  • Eileen,

    My guess is the steel, in combination with whatever magic goo is in the middle, would be denser than water.

    My question is how does the magic goo know to stop retaining heat at the 140-degree point? HOW DO IT KNOW?

  • I totally want these. I saw the write-up on Wired and put them on my wishlist. Since then I have had some questions about them and your post is giving me helpful second thoughts about this $40 purchase (which I would want two of so I’d have one set at work): Do they sink or float? If they float, that could be a deal breaker for me. Plus, if one of them bumps into my upper lip when I take a sip, wouldn’t it burn just as much as the original coffee?

  • I saw this on Gizmodo a while back and looked them up on Kickstarter. I liked the idea so much that I backed them at the $100 level. This is something that I could have used when I was serving in the Navy on my submarine. If you haven’t ordered yours yet, go do it now!

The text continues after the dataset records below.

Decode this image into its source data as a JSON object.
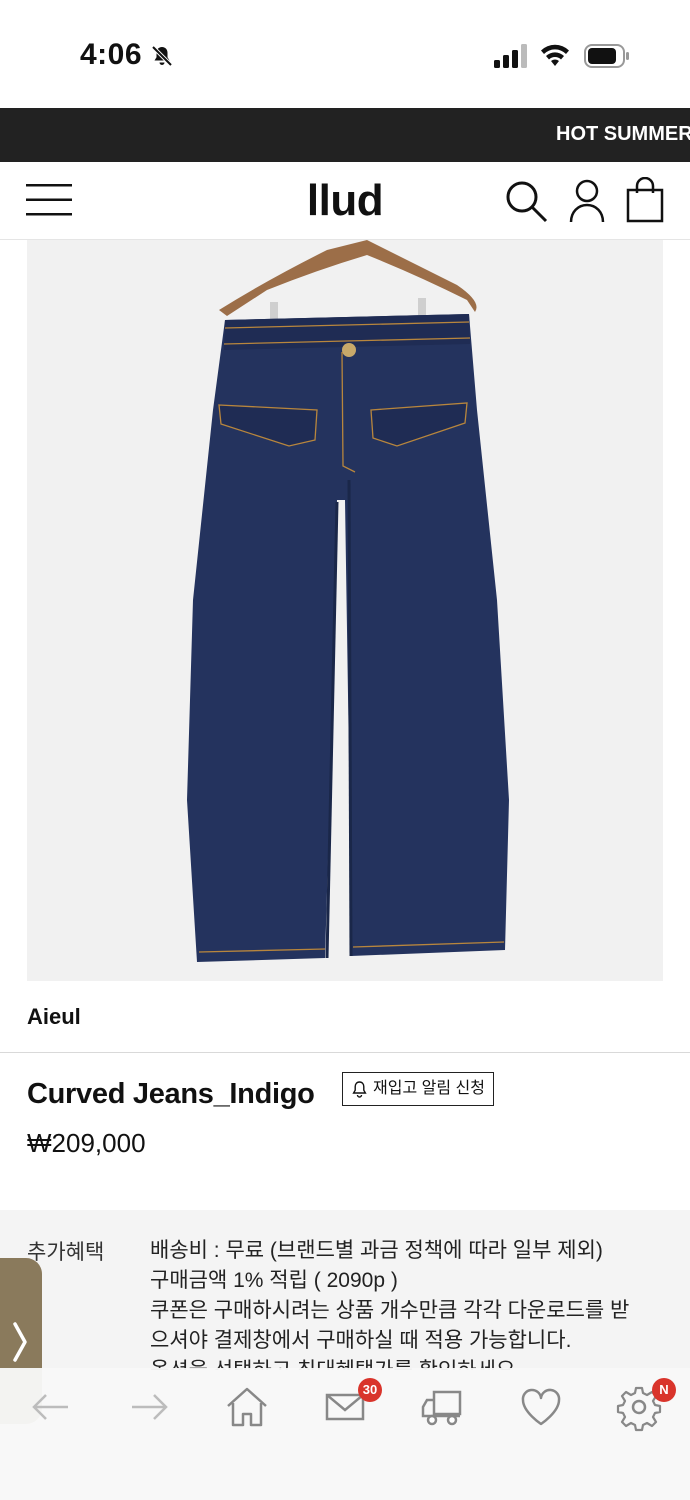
{
  "status_bar": {
    "time": "4:06"
  },
  "promo_banner": {
    "text": "HOT SUMMER"
  },
  "header": {
    "logo": "llud"
  },
  "product": {
    "image_icon": "jeans-on-hanger-photo",
    "brand": "Aieul",
    "name": "Curved Jeans_Indigo",
    "restock_label": "재입고 알림 신청",
    "price": "₩209,000"
  },
  "benefits": {
    "label": "추가혜택",
    "lines": [
      "배송비 : 무료 (브랜드별 과금 정책에 따라 일부 제외)",
      "구매금액 1% 적립 ( 2090p )",
      "쿠폰은 구매하시려는 상품 개수만큼 각각 다운로드를 받",
      "으셔야 결제창에서 구매하실 때 적용 가능합니다.",
      "옵션을 선택하고 최대혜택가를 확인하세요."
    ]
  },
  "toolbar": {
    "mail_badge": "30",
    "settings_badge": "N"
  },
  "colors": {
    "banner_bg": "#222222",
    "side_tab": "#8a7a5c",
    "badge": "#d9342b",
    "denim": "#24335e"
  }
}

  • Flat out brilliant! The concept and the name! I’ve never drunk coffee, either, but am a tea snob and can’t wait to get some of these! The moment of perfection for a hot beverage is small and fleeting. These are one of those inventions that everyone will wonder why no one ever thought of it before. I hope the Daves become filthy rich from this!